Get an underground look at the Soldiers and Sailors monument in Public Square

Many people think the tunnels under the Soldiers Sailors Monument are secret passageways that lead to other parts of Public Square, but “that’s an urban legend,” according to Tim Daley, the Monument’s executive director.

“The way the urban legend goes is that there was tunnel between [the monument] and the Old Stone Church, or that we were part of the Underground Railroad," says Daley. "We weren’t built until 30 years after the [Civil] War.”

But what does lay beneath the Soldiers Sailors Monument—built in 1894 to commemorate the valor and patriotism of 9,000 Cuyahoga County soldiers and sailors who served in the Civil War—is a labyrinth of concentric circles made of unfinished sandstone that Daley likens to European cathedral crypts.

The underground structure is essentially a basement and used for storage most of the year, Daley says, but actually serves to support the weight of the massive monument made of 140 tons of black Quincy granite (with an additional 100 tons in the outdoor sanctuary, the statues, and the roof).

This Saturday, April 27, officials will give visitors a chance to peek into the underbelly of the Soldiers and Sailors Monument with its annual Tunnel Tour. “It’s something you don’t normally see,” says Daley. “It’s a behind-the-scenes tour, just like what they do at Playhouse Square or the Superior Viaduct.”

Daley says they have been conducting the tours for the past seven or eight years but moved the date from October to May last year in hopes of having more seasonable weather. “We had 1,500 last year, not counting the people who just went through the upstairs,” he says.

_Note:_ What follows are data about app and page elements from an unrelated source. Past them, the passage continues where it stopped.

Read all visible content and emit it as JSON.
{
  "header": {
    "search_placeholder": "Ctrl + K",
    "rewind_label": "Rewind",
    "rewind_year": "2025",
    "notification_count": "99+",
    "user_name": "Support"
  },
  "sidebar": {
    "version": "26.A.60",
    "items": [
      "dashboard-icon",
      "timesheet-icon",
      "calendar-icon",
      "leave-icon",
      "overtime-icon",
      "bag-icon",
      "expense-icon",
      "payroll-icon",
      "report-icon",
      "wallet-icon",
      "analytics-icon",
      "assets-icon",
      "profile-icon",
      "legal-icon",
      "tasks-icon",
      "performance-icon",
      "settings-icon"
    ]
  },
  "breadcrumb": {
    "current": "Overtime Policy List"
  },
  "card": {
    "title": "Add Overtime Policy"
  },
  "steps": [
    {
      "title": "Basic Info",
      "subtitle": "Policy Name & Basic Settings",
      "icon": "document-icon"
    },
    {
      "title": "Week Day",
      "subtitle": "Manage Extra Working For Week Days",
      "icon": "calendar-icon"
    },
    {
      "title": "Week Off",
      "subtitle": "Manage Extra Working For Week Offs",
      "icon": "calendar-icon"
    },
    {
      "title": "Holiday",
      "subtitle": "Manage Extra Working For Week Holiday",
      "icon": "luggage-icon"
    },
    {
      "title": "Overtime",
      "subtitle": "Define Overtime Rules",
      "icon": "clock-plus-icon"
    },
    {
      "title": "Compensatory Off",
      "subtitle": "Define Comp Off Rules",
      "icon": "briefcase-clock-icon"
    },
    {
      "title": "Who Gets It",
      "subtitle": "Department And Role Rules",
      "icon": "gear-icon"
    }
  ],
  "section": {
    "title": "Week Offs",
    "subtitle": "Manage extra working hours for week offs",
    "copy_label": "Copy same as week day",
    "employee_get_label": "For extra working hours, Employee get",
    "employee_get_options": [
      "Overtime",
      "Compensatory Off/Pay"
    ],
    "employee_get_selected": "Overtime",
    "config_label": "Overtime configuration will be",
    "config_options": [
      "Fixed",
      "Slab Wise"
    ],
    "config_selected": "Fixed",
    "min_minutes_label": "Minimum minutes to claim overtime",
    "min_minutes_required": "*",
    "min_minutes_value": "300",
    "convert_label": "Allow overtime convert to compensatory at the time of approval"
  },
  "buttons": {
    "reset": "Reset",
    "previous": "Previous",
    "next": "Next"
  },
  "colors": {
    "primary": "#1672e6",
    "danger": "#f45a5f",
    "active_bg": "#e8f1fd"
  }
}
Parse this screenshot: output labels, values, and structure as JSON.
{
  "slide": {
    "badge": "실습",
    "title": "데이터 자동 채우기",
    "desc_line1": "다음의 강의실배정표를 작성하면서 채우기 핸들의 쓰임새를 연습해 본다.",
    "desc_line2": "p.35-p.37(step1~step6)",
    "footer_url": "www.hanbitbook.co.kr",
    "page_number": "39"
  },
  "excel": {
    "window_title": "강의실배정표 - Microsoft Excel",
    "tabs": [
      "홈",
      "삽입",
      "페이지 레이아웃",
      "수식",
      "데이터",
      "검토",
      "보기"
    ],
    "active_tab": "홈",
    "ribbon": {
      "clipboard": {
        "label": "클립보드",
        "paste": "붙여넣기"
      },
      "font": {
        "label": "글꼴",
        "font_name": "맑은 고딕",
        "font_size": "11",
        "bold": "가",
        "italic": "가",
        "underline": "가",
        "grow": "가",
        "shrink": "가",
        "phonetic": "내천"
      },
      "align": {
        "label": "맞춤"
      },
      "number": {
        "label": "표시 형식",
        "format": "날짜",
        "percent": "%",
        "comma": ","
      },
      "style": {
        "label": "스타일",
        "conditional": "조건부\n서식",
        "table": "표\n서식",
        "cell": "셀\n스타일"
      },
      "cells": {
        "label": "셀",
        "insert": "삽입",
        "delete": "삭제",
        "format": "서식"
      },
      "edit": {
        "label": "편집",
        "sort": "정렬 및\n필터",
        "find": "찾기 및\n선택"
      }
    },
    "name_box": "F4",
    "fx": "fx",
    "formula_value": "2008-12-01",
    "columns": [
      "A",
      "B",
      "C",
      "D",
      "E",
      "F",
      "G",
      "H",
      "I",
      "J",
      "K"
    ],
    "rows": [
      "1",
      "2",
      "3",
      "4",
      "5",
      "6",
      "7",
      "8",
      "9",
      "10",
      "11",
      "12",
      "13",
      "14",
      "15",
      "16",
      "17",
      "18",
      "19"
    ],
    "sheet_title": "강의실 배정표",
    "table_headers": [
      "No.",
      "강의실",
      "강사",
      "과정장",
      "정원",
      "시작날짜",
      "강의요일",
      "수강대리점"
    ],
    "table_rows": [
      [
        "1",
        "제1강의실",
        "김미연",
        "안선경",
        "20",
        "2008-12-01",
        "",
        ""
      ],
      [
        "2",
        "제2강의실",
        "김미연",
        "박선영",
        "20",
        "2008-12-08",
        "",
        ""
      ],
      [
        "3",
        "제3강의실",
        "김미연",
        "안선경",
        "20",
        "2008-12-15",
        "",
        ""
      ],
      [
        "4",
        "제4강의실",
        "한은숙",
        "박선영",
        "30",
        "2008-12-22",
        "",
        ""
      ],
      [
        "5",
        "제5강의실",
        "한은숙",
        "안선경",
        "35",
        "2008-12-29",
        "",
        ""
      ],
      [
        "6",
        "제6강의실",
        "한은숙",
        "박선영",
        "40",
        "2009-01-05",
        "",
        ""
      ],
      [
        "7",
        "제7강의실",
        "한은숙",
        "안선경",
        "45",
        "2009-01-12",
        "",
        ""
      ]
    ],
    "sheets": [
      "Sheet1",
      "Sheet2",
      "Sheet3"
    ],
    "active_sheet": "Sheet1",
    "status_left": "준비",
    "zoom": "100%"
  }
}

The tours begin at 9 a.m., but Daley warns that guests are in for a wait. “We take 30 people at a time,” he explains. “Last year, by 10:30 there was a two-hour wait to get to the staging area.” Though the line will close at 4 p.m., Daley says they will stay open until everyone in line by that time has completed the tour. (Last year, they finished up around 5:30 p.m.)

And, while they wait, the knowledgeable Soldiers and Sailors docents will keep everyone in line entertained and informed. The tour is free, although donations are accepted.

The Soldiers and Sailors Monument was designed by renowned Cleveland architect Levi Scofield, who also sculpted the monument statues. Scofield was also the designer behind five Cleveland Public Schools in the late 1800s and built the 1901 building that is now the Kimpton Schofield Hotel, among other significant projects.

The Soldiers and Sailors Monument is currently open Tuesday through Sunday, 10 a.m. to 5:30 p.m. Starting Memorial Day, the museum is open daily through Labor Day.

Karin Connelly Rice
Karin Connelly Rice

About the Author: Karin Connelly Rice

Karin Connelly Rice enjoys telling people's stories, whether it's a promising startup or a life's passion. Over the past 20 years she has reported on the local business community for publications such as Inside Business and Cleveland Magazine. She was editor of the Rocky River/Lakewood edition of In the Neighborhood and was a reporter and photographer for the Amherst News-Times. At Fresh Water she enjoys telling the stories of Clevelanders who are shaping and embracing the business and research climate in Cleveland.